▸ **EXERCISE INPUTS**
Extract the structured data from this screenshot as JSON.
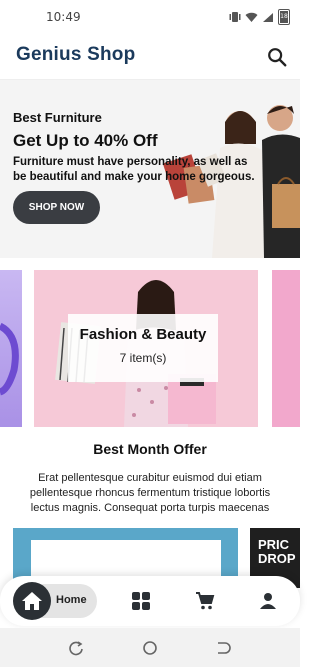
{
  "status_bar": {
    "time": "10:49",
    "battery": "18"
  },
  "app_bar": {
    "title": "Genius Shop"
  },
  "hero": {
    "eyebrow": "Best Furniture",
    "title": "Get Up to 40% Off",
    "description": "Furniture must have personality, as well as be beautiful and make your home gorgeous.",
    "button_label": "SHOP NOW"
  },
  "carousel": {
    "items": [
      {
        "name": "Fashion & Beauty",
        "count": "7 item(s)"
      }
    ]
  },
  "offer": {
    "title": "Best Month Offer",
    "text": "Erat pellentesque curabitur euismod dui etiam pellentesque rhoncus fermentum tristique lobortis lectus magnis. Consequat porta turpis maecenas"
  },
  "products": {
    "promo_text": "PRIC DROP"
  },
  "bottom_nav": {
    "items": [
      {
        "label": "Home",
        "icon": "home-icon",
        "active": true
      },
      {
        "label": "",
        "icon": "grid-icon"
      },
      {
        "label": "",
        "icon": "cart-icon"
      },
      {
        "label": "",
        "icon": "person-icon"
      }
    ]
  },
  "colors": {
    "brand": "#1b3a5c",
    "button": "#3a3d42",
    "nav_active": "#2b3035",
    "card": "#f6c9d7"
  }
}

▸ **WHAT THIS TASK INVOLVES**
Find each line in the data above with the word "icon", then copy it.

▸ **OUTPUT OF THE TASK**
        "icon": "home-icon",
        "icon": "grid-icon"
        "icon": "cart-icon"
        "icon": "person-icon"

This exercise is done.